June 10, 2010
In the design field, I always come across creative blocks. My regular inspiration routine includes galleries, design blogs and Walker Art Center bookstore. In need of an extra creative boost recently, I turned to my former colleagues from MCAD and a few other personal friends There are a handful of very creative, talented, active and young designers, artists and musicians out there yet to be discovered, so I want to give a shout out here and introduce you to their work.
Michael Gaughan works are always full of surprises. Ever since I saw him rocking on this quadshopper electric guitar, I felt in love with him — well, his brilliant work, anyway. Michael came from a positive place and he found himself making art to bring his positive energy and experience to other people’s lives.
This is his newest project:
Hannah Mae Haugberg majored in Typography in school; she is also a designer and painter. Hannah’s love for music got her into working for a company called Z. Vex Effects. She basically handpaints pedal boards and amps for musicians. A recent signage project for Blacklist Vintage Store near Nicollet:
Adam R. Garcia currently lives in Portland and works at Nike Sportswear as a graphic designer. He is also a creative director for Wants VS Needs and different record labels. His attention to details in his work always make me look twice. Adam is a hard working designer; while he was still in school in 2005, he needed a name or a brand to sum up his creative endeavors and he called it “the pressure.” Adam explains that the design process is like the alchemical process of turning lead into gold or the natural pressure of the earth turning carbon into raw diamonds. For him, “the pressure” is giving him the motivation to make good work.

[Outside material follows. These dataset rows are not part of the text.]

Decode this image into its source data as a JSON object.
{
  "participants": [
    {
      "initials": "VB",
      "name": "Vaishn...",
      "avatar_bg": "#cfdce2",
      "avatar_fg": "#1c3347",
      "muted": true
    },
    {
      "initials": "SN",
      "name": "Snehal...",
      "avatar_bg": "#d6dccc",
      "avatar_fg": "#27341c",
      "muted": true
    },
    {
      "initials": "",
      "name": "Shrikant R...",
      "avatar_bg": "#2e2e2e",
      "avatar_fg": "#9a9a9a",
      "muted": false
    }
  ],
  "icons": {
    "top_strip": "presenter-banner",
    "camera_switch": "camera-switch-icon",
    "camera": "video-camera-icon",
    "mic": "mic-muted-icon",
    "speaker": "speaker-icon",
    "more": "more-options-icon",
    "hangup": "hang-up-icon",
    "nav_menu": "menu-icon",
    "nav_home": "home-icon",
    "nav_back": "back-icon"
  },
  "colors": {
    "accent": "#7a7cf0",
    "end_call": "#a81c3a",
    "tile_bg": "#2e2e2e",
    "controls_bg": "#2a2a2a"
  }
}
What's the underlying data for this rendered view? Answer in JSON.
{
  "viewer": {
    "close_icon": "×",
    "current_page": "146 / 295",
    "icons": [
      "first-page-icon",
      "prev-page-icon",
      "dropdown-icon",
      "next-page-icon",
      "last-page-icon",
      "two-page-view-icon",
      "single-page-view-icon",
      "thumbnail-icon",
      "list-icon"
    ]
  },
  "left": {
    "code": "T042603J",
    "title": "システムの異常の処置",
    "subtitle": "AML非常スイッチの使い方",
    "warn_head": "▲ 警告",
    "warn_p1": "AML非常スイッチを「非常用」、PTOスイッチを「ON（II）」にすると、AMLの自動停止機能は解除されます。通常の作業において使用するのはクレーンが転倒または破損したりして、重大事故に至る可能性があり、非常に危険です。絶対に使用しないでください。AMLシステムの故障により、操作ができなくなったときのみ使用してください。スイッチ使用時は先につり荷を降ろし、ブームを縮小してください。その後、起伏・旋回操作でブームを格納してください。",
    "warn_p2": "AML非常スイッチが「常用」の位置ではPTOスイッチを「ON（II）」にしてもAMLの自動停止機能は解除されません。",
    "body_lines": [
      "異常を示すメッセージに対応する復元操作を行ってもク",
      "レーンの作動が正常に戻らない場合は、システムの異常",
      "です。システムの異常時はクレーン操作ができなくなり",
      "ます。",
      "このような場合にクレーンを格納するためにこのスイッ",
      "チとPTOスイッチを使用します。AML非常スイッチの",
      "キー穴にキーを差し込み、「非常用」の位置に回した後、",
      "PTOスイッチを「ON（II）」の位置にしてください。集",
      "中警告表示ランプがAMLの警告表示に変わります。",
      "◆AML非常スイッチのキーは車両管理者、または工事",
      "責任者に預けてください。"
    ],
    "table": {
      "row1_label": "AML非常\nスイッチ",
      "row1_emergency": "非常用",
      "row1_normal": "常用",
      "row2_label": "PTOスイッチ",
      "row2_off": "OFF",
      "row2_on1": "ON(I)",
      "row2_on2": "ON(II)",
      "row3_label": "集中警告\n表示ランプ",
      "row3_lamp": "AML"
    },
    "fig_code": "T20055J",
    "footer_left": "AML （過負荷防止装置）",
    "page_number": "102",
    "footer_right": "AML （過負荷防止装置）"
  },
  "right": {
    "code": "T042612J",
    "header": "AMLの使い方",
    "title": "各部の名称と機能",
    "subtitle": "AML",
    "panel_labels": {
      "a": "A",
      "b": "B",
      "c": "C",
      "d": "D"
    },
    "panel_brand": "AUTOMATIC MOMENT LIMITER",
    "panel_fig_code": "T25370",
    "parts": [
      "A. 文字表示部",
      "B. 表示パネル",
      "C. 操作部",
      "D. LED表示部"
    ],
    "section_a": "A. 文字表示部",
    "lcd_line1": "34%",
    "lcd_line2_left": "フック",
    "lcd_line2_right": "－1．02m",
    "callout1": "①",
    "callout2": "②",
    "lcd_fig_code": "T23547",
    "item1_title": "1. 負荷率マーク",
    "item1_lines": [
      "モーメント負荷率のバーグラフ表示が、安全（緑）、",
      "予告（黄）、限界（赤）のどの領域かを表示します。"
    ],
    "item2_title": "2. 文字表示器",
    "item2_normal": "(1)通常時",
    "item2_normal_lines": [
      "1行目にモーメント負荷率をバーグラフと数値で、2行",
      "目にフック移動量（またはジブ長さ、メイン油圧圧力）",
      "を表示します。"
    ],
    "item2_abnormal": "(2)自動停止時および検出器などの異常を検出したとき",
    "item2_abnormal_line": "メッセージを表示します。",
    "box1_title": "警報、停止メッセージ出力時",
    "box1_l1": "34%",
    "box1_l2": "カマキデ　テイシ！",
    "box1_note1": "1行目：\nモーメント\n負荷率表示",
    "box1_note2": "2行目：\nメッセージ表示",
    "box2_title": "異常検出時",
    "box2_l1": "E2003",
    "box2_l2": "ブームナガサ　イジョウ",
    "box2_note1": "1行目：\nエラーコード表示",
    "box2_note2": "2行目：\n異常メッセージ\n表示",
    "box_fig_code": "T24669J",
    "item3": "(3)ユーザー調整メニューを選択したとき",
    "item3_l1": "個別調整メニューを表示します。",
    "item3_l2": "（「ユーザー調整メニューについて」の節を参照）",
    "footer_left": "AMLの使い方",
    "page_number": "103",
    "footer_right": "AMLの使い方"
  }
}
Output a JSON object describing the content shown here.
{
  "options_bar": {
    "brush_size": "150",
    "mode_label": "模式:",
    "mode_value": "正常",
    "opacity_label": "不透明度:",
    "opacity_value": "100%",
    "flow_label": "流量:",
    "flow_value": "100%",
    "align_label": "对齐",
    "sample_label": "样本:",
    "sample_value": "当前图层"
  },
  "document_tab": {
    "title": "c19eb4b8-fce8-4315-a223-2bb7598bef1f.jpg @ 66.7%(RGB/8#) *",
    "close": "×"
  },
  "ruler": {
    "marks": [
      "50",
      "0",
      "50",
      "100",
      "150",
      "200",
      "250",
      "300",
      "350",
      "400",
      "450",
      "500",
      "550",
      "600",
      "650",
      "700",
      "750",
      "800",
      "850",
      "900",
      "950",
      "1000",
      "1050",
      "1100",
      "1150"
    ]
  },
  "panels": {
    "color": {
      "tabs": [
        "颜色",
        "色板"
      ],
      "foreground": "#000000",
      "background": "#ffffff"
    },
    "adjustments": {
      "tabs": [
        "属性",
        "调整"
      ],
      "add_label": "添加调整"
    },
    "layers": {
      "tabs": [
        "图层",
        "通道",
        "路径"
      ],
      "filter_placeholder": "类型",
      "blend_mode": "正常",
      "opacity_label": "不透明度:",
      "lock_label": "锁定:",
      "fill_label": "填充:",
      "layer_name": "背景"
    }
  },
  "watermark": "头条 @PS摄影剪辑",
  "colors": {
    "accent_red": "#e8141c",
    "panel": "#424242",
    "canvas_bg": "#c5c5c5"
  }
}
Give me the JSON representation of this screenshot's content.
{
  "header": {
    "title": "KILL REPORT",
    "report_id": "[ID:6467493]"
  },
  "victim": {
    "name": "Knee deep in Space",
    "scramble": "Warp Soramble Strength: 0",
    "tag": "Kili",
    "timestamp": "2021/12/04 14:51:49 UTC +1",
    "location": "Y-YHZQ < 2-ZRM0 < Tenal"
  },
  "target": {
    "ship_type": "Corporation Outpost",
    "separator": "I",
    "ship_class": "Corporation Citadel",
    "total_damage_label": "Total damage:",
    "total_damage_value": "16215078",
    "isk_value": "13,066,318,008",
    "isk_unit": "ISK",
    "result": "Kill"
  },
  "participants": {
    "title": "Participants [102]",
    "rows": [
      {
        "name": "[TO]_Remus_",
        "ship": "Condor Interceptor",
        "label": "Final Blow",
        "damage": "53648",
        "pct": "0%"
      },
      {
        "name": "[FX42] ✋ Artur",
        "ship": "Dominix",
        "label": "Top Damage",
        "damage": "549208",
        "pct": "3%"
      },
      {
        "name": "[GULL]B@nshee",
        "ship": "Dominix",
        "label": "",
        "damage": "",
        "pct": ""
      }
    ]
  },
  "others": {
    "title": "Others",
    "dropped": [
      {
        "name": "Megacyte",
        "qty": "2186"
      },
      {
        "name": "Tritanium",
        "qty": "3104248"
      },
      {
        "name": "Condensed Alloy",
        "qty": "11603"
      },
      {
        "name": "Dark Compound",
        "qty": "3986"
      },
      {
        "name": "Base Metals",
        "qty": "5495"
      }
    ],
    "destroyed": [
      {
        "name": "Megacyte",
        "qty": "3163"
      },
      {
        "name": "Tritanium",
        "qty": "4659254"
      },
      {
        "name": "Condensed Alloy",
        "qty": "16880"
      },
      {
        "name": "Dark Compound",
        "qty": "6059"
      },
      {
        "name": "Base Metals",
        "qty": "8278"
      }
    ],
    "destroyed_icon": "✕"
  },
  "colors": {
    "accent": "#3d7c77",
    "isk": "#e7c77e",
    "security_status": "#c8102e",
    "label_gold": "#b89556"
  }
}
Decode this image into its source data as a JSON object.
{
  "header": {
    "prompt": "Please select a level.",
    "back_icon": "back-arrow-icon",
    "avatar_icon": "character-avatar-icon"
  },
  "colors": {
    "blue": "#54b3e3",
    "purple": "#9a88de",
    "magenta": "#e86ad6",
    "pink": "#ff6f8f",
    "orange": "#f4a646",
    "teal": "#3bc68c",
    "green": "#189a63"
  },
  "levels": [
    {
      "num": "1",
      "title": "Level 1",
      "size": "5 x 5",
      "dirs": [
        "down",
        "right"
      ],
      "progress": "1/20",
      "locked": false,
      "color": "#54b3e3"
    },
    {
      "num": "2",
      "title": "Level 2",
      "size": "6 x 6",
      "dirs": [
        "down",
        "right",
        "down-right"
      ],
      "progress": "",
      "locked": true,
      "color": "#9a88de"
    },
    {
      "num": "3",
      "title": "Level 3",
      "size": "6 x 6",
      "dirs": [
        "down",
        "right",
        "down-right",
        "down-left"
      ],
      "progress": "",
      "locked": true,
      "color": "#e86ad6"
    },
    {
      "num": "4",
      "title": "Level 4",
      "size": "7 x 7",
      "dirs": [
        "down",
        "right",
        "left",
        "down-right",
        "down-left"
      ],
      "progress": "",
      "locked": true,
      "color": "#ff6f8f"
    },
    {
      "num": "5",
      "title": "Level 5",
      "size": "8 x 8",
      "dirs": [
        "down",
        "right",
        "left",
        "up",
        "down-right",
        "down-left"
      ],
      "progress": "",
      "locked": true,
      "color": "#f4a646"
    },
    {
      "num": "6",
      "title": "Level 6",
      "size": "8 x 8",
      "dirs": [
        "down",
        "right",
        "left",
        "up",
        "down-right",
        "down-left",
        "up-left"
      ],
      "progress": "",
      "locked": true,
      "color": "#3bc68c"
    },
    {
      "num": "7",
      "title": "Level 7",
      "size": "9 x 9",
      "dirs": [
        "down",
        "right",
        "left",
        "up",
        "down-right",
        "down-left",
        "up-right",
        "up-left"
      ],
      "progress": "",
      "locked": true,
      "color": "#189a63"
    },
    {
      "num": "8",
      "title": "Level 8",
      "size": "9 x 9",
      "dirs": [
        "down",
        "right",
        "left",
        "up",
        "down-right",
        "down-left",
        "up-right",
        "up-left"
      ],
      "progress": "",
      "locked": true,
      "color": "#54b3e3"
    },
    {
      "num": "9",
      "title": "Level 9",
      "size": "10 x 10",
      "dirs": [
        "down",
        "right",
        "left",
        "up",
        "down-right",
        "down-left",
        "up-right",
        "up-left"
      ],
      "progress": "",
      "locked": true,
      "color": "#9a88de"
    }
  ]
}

“The amalgamation of our artifacts” is how she describes her work. Erin Nicole Johnson is a freelance photojournalist and fine art photographer. Her work is what I see as “in between,” an essence of someone, something or someplace but not in specification of who, what and where. Just a collection of everyday remnants. The dreamy quality of her photographs evokes some of my forgotten past.
I met Nik Kosmas about 4 years ago in a dingy basement of a friend’s house. He was skinny, pale and had a half mohawk and half wavy mullet. I had never seen his work during that time, not until about a year ago, when I saw various articles online and museum opening fliers. Nik is always into collabo, scratching the surface and finding meaning in “the unmet promises of the 20th century,” as asserted by the curator at the New Museum. Nik met his collabo partner Daniel Keller during school at the Art Institute of Chicago and now they both live and work in Berlin.
“Being ironic is a way to be genuine.” That basically sums up the direction of their work. “We want to care, we want to be really earnest. But when you’re too earnest it’s too easy for people to…kind of dismiss you…We grew up in the ’90s and people were like, save the rainforests and world love and all this possibility. And then we got Bush instead,” Nik said during an interview in The New York Observer at their OMG obelisk show opening.
I spoke to him couple months ago and he seems very happy in Berlin, and is engaged to Helga Wretman, another brilliant artist and dancer.
One of my favorite videos: